Avery explores the psychology of altered states among the early Sufis. It examines samâ` - listening to ritual recitation, music and certain other aural phenomena - and its effect in inducing unusual states of consciousness and behaviours. The focus is on the earliest personalities of the Islamic mystical tradition, as mediated by texts from the tenth to the twelfth centuries C.E. These unusual states are interpreted in the light of current research in Western psychology, and also in terms of their integration into historical Islamic culture.

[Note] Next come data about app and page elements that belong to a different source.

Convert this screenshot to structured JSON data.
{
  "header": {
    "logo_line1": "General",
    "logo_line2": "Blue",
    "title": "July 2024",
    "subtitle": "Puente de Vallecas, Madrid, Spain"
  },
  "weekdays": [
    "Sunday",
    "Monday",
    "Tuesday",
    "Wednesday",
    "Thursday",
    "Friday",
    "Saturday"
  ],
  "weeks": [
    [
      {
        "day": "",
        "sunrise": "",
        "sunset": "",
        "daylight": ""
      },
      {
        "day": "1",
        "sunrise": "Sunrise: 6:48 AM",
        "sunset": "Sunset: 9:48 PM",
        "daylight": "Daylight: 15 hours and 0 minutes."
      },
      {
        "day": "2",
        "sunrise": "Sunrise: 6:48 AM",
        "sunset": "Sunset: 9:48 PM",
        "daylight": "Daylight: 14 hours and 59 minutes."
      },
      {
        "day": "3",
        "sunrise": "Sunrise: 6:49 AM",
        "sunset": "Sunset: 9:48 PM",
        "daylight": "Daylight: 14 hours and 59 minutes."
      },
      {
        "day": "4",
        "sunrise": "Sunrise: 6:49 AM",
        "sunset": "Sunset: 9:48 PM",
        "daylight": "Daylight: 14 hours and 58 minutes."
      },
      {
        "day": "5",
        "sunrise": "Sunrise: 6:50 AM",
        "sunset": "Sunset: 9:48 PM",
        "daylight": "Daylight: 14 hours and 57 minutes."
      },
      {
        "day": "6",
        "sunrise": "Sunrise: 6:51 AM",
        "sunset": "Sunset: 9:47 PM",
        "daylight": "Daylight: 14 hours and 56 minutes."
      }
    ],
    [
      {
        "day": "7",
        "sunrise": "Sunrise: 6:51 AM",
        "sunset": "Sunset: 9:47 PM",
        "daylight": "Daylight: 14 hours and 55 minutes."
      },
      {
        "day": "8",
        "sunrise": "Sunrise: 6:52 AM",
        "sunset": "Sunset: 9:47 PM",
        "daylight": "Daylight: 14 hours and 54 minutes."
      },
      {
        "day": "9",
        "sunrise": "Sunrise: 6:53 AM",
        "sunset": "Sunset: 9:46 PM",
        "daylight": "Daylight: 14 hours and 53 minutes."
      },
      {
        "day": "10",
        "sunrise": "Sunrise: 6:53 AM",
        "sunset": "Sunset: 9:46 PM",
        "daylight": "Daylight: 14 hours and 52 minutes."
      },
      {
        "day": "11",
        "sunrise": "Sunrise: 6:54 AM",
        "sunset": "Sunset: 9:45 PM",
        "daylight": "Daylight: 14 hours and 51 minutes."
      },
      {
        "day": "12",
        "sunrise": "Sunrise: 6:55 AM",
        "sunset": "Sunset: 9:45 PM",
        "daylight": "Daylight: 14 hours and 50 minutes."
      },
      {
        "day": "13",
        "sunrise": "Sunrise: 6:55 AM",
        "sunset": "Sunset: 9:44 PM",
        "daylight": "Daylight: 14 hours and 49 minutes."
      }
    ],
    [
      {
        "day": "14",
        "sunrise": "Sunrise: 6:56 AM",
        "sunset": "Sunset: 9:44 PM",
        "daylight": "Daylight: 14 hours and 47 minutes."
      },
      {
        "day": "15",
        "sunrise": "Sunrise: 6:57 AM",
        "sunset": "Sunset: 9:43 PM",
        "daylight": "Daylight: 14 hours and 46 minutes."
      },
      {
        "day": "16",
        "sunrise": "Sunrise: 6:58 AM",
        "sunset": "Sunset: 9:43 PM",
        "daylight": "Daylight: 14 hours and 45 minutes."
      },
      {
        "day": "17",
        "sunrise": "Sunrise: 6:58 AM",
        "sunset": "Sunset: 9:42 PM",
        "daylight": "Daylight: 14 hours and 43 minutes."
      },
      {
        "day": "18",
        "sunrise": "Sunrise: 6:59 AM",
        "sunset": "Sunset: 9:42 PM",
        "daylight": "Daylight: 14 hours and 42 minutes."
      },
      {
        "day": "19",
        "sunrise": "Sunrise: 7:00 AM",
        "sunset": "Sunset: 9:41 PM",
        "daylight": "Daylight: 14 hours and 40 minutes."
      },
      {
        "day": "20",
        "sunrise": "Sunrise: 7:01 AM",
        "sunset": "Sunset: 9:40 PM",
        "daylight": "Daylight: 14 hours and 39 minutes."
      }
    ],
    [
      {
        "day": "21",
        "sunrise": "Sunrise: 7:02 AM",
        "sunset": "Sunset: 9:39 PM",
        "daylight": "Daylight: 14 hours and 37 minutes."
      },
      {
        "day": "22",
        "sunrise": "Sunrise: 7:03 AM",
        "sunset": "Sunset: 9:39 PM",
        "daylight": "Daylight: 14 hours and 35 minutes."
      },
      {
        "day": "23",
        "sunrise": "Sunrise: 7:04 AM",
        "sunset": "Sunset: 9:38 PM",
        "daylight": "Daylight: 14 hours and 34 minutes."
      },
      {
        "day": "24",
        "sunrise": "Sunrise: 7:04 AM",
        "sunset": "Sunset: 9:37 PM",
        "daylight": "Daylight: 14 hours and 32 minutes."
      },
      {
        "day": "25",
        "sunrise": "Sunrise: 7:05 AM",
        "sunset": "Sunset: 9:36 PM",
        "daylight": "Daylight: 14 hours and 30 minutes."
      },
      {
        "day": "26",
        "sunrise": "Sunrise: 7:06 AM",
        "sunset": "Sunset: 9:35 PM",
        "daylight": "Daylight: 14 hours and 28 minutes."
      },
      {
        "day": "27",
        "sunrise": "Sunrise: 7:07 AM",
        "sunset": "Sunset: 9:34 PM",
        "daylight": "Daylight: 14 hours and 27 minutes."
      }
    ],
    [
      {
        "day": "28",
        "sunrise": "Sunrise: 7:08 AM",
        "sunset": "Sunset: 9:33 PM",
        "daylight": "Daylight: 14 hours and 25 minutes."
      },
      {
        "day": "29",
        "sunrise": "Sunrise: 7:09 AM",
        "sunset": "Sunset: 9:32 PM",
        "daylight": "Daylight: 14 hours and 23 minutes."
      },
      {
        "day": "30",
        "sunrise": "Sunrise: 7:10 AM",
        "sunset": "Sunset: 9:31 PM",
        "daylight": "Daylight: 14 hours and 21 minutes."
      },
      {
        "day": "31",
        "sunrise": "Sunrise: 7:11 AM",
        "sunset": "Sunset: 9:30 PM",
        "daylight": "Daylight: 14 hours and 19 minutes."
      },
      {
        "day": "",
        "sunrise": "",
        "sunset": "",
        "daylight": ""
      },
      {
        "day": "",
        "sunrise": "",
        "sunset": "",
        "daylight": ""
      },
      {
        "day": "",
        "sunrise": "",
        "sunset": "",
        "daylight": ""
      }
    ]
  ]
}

A Psychology of Early Sufi Samâ` provides new insights into the work of five Sufi authors, and a fresh approach to the relation between historical accounts of altered states and current psychological thinking.
1. Introduction 2. Samâ` in Early Sufi Literature: An Overview 3. The Language of Samâ` and Other Key Concepts 4. The Psychology of Samâ` Part 1 5. The Psychology of Samâ` Part 2 6. The Psychology of Samâ` According to the Sufi Writers 7. The Sufis' Explanations of their Altered State Experiences 8. The Ritual Behaviour and Etiquette of Samâ` 9. The Paradigmatic Experience of Two 'Ecstatics', Nûrî and Shiblî 10. Conclusions